- Get text message support – Text the keyword CRAVE to 47848 to get 24/7 immediate support whenever you have a craving, or text QUIT to 47848 to sign up for SmokefreeTXT, a 6 to 8 week program of daily text message support, tips, and encouragement.
- Try a quit smoking medication – If nicotine withdrawal symptoms are difficult for you, nicotine replacement therapy or prescription quit smoking medications can make these symptoms easier to handle. Talk to a health care provider about what medications might work best for you.
- Use a free Smokefree.gov app – Track your cravings and understand your smoking patterns with one of the Smokefree.gov apps.
Feeling irritable or grouchy. Change is often hard and can make people feel out of sorts. Remember that you are doing a very good thing for yourself by quitting smoking. Stick with your commitment to quit now and it will help your withdrawal symptoms get easier more quickly.
Having trouble sleeping. Getting good quality sleep is important, especially when you quit smoking. When you’re tired, you are less resilient and may be more likely to slip and return to smoking. Try these steps to help:
- Go to bed and wake up at the same time every day
- Keep your phone, television, and other screens out of your bedroom
- Limit caffeine, alcohol, and big meals close to bedtime
- Ask your heath care provider for advice if you use quit smoking medications and they are affecting your sleep
Having trouble thinking clearly or concentrating. Some people notice that it is harder to concentrate or that their brain feels foggy in the days after they quit. If you feel this way, know that this too shall pass. If you're not currently using a quit smoking medication, consider trying one to help ease your symptoms.
Feeling restless or jumpy. If you have restless energy or feel on edge, try getting some physical activity to release the tension. You don’t have to be an athlete or even get to a gym. Just going for a walk or doing yardwork or chores can be helpful. If you drink coffee, tea, or other caffeinated drinks, try to cut back for a while to lessen the symptoms.
Feeling sad, anxious, or depressed. People who smoke are more likely to have anxiety or depression than people who don’t smoke. And some people feel increased anxiety, sadness, or depression after they quit smoking. Watch out for this, especially if you’ve ever had these symptoms before. Take a quick quiz to find out if you have signs of depression. There are resources available to help you:
- If you feel down or sad, do something positive like participating in hobbies or activities that make you feel good, exercising, or reaching out to supportive people in your life.

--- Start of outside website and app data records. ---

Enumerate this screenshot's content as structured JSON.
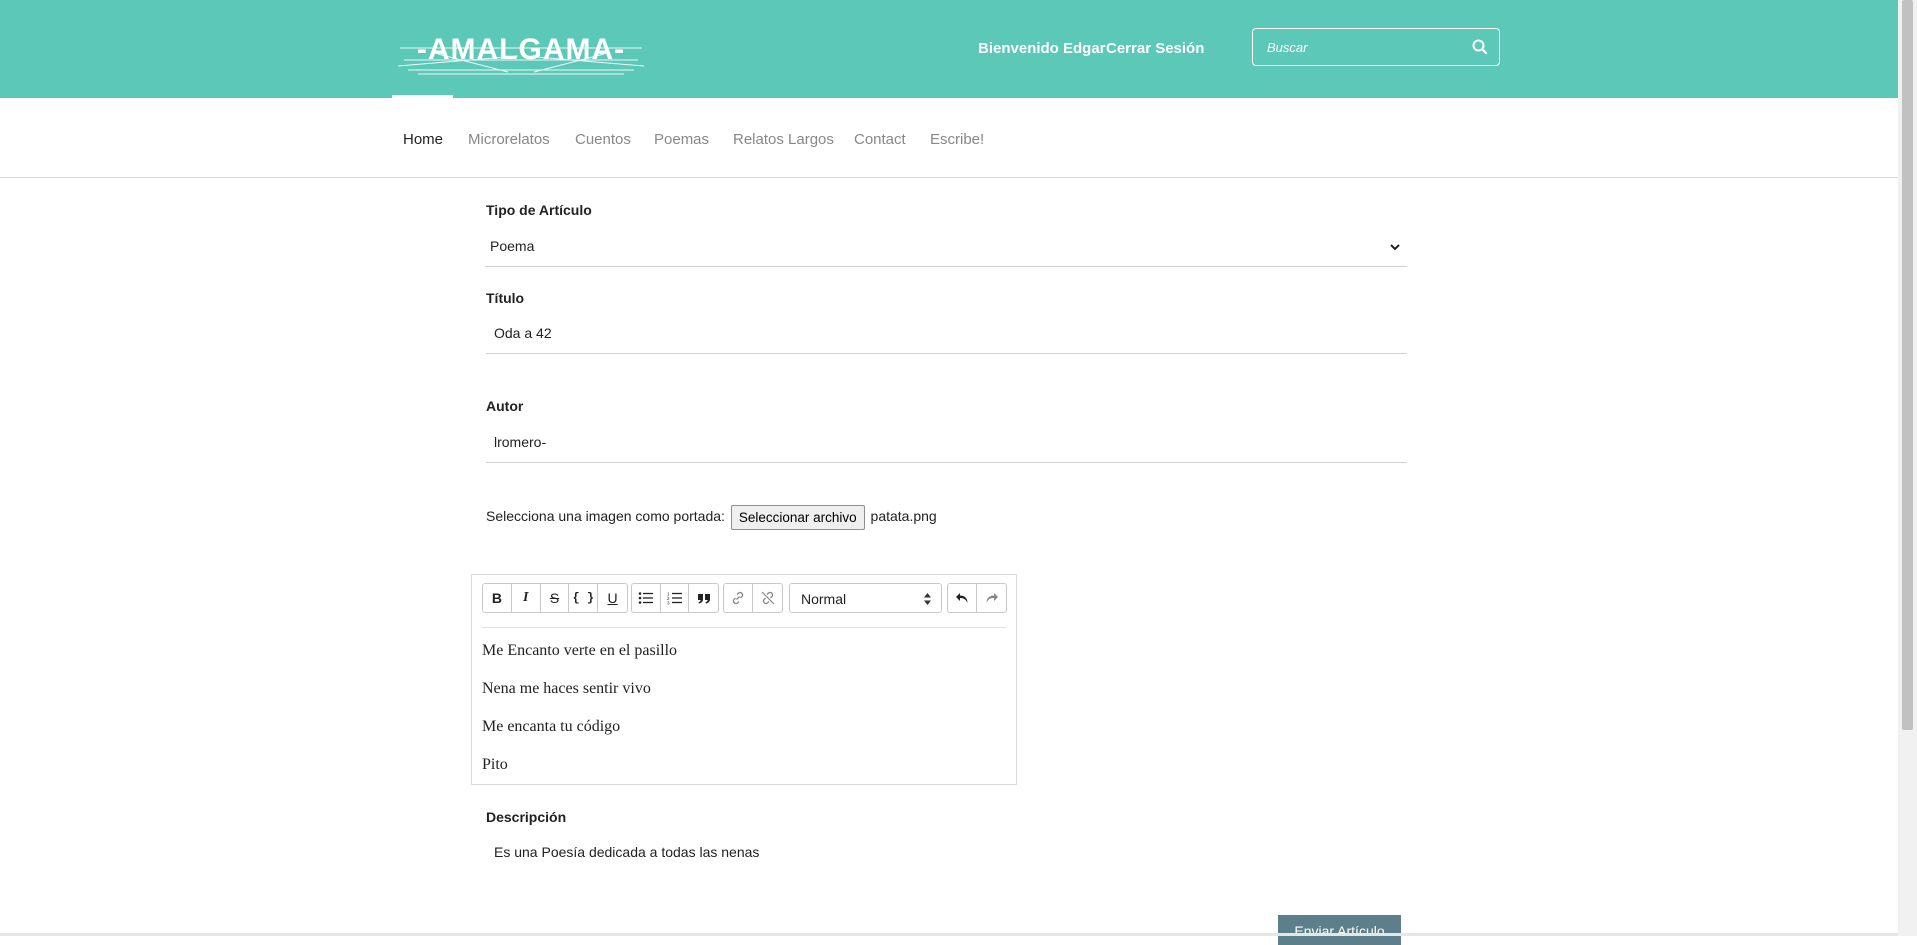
{
  "header": {
    "logo_text": "-AMALGAMA-",
    "welcome": "Bienvenido Edgar",
    "logout": "Cerrar Sesión",
    "search_placeholder": "Buscar",
    "search_icon": "search-icon"
  },
  "nav": {
    "items": [
      {
        "label": "Home",
        "active": true
      },
      {
        "label": "Microrelatos",
        "active": false
      },
      {
        "label": "Cuentos",
        "active": false
      },
      {
        "label": "Poemas",
        "active": false
      },
      {
        "label": "Relatos Largos",
        "active": false
      },
      {
        "label": "Contact",
        "active": false
      },
      {
        "label": "Escribe!",
        "active": false
      }
    ]
  },
  "form": {
    "type_label": "Tipo de Artículo",
    "type_value": "Poema",
    "title_label": "Título",
    "title_value": "Oda a 42",
    "author_label": "Autor",
    "author_value": "lromero-",
    "upload_label": "Selecciona una imagen como portada:",
    "upload_button": "Seleccionar archivo",
    "upload_filename": "patata.png",
    "description_label": "Descripción",
    "description_value": "Es una Poesía dedicada a todas las nenas",
    "submit_label": "Enviar Artículo"
  },
  "editor": {
    "toolbar": {
      "bold": "B",
      "italic": "I",
      "strike": "S",
      "code": "{ }",
      "underline": "U",
      "heading_value": "Normal"
    },
    "lines": [
      "Me Encanto verte en el pasillo",
      "Nena me haces sentir vivo",
      "Me encanta tu código",
      "Pito"
    ]
  },
  "colors": {
    "header_bg": "#5bc8b8",
    "submit_bg": "#5d7f8c"
  }
}
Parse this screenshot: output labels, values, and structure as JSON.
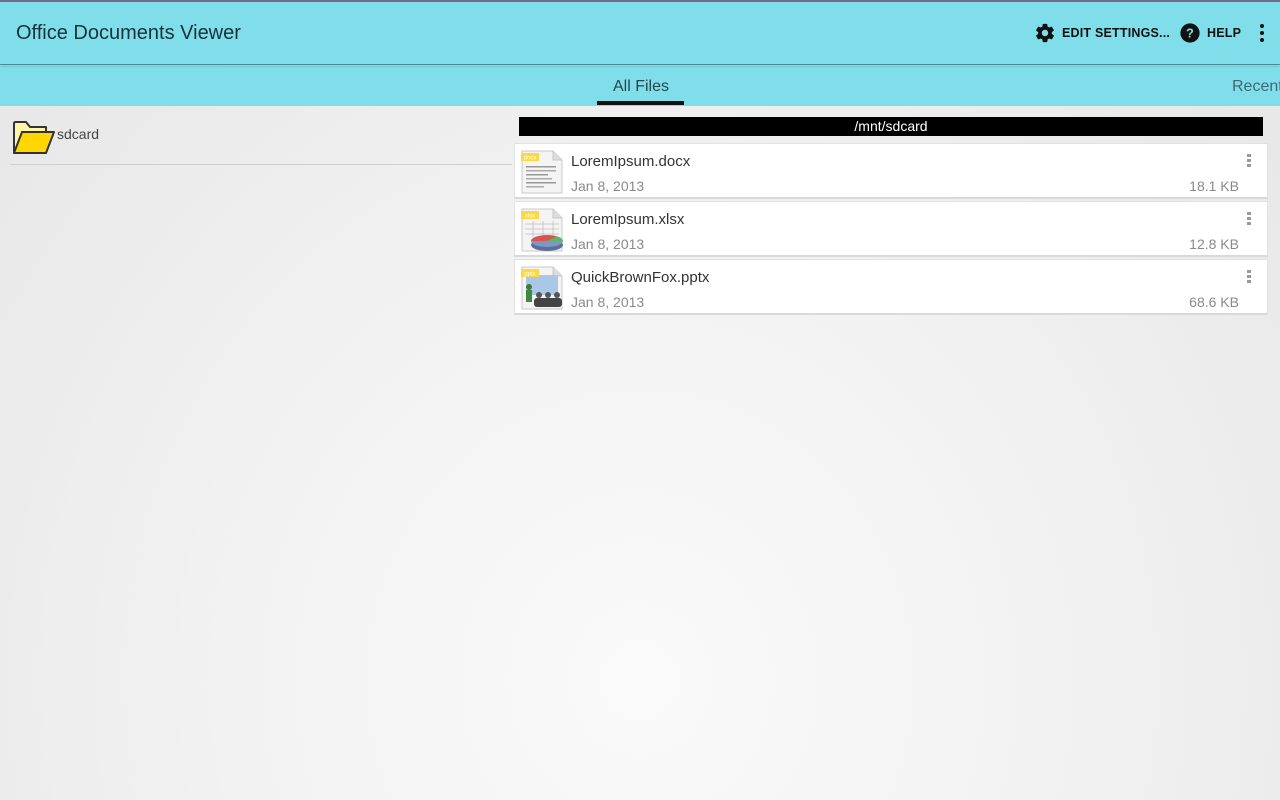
{
  "app": {
    "title": "Office Documents Viewer",
    "accent_color": "#80deea"
  },
  "actionbar": {
    "settings_label": "EDIT SETTINGS...",
    "settings_icon": "gear-icon",
    "help_label": "HELP",
    "help_icon": "help-circle-icon",
    "overflow_icon": "overflow-menu-icon"
  },
  "tabs": [
    {
      "label": "All Files",
      "selected": true
    },
    {
      "label": "Recent",
      "selected": false
    }
  ],
  "sidebar": {
    "folders": [
      {
        "label": "sdcard",
        "icon": "folder-open-icon"
      }
    ]
  },
  "main": {
    "path": "/mnt/sdcard",
    "files": [
      {
        "name": "LoremIpsum.docx",
        "date": "Jan 8, 2013",
        "size": "18.1 KB",
        "type": "docx",
        "icon": "docx-file-icon"
      },
      {
        "name": "LoremIpsum.xlsx",
        "date": "Jan 8, 2013",
        "size": "12.8 KB",
        "type": "xlsx",
        "icon": "xlsx-file-icon"
      },
      {
        "name": "QuickBrownFox.pptx",
        "date": "Jan 8, 2013",
        "size": "68.6 KB",
        "type": "pptx",
        "icon": "pptx-file-icon"
      }
    ]
  }
}
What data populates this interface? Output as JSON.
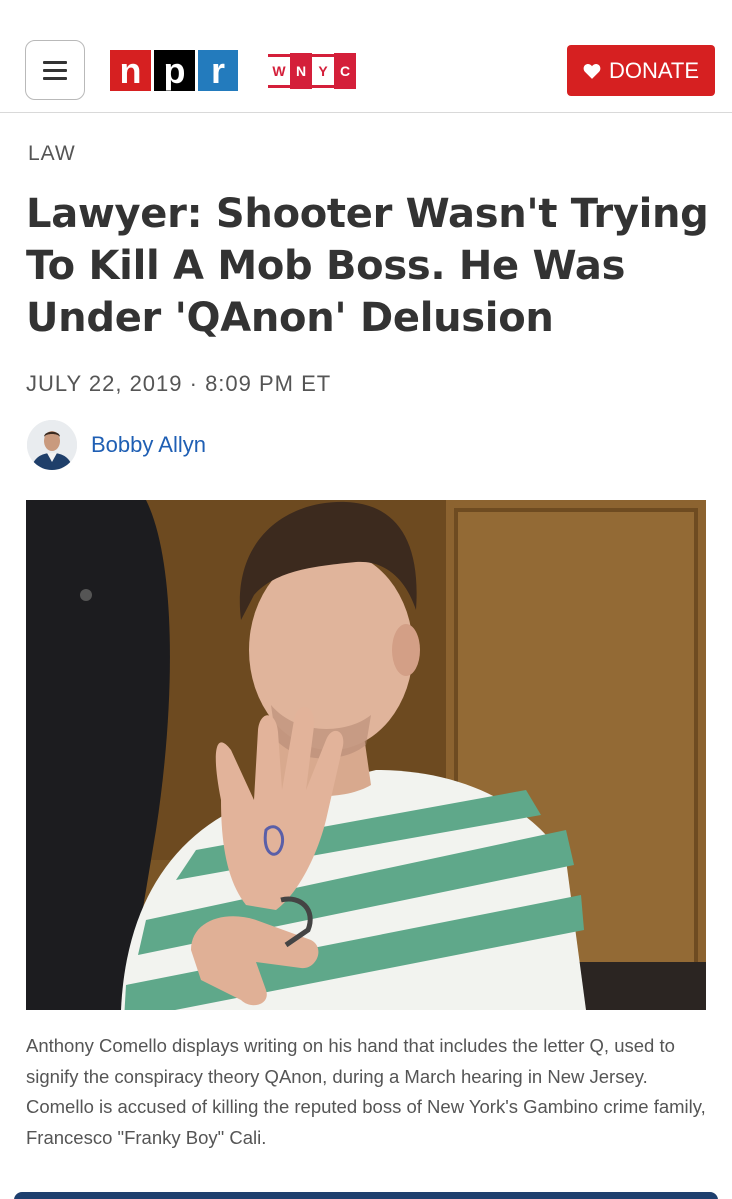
{
  "header": {
    "npr_letters": [
      "n",
      "p",
      "r"
    ],
    "wnyc_letters": [
      "W",
      "N",
      "Y",
      "C"
    ],
    "donate_label": "DONATE",
    "icons": {
      "menu": "hamburger-menu-icon",
      "donate": "heart-icon"
    },
    "colors": {
      "npr_red": "#d62021",
      "npr_black": "#000000",
      "npr_blue": "#237bbd",
      "wnyc_red": "#d41f3a",
      "donate_bg": "#d62021"
    }
  },
  "article": {
    "section": "LAW",
    "headline": "Lawyer: Shooter Wasn't Trying To Kill A Mob Boss. He Was Under 'QAnon' Delusion",
    "date": "JULY 22, 2019 · 8:09 PM ET",
    "author": "Bobby Allyn",
    "caption": "Anthony Comello displays writing on his hand that includes the letter Q, used to signify the conspiracy theory QAnon, during a March hearing in New Jersey. Comello is accused of killing the reputed boss of New York's Gambino crime family, Francesco \"Franky Boy\" Cali."
  }
}
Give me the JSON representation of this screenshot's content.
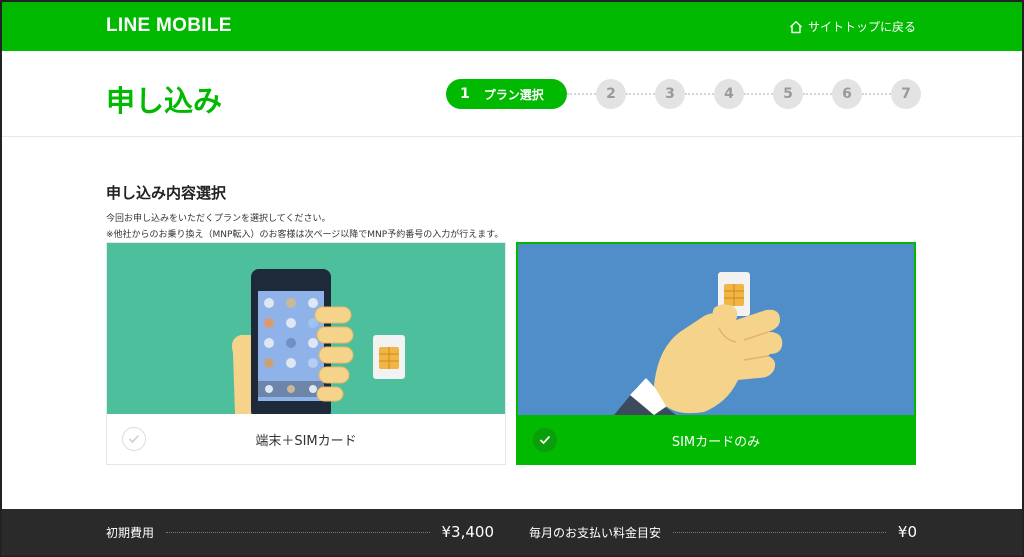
{
  "header": {
    "logo": "LINE MOBILE",
    "site_top_link": "サイトトップに戻る",
    "home_icon": "home-icon"
  },
  "page": {
    "title": "申し込み"
  },
  "steps": {
    "active": {
      "number": "1",
      "label": "プラン選択"
    },
    "others": [
      "2",
      "3",
      "4",
      "5",
      "6",
      "7"
    ]
  },
  "section": {
    "title": "申し込み内容選択",
    "desc1": "今回お申し込みをいただくプランを選択してください。",
    "desc2": "※他社からのお乗り換え（MNP転入）のお客様は次ページ以降でMNP予約番号の入力が行えます。"
  },
  "options": [
    {
      "label": "端末＋SIMカード",
      "selected": false,
      "image_color": "#4dbf9c"
    },
    {
      "label": "SIMカードのみ",
      "selected": true,
      "image_color": "#4f8ec9"
    }
  ],
  "footer": {
    "initial_cost_label": "初期費用",
    "initial_cost_value": "¥3,400",
    "monthly_label": "毎月のお支払い料金目安",
    "monthly_value": "¥0"
  },
  "colors": {
    "brand_green": "#00b900",
    "footer_bg": "#2a2a2a"
  }
}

You can also:
- Call a trained tobacco counselor at 1-800-QUIT-NOW (1-800-784-8669).
- Reach out to other people trying to quit smoking on our Smokefree.gov social media channels.
- Chat with a trained quit smoking counselor. LiveHelp is available Monday through Friday, 9:00 a.m. to 9:00 p.m. Eastern time. This service is also available in Spanish.
- If your feelings worsen or don’t go away, tell a friend or family member, and talk to a health care professional. If you or someone you know is in distress or having suicidal thoughts, get help now. Call or text 988 or chat online to receive 24-hour, free, confidential support from trained counselors.
Feeling hungrier. As your body adjusts to a new and healthier normal after quitting, you may find that you feel hungrier. Keep a stash of healthy snacks handy. Crunchy snacks like carrots or raw nuts can also help combat cravings by keeping your hands and mouth busy. You may also be worried about weight gain after quitting. For those who do gain weight, it can be disappointing, but it’s important to remember that quitting smoking adds years to your life and reduces your risk for serious diseases and poor health outcomes. If you notice appetite changes or gain weight, we have information to help you manage weight gain after quitting smoking.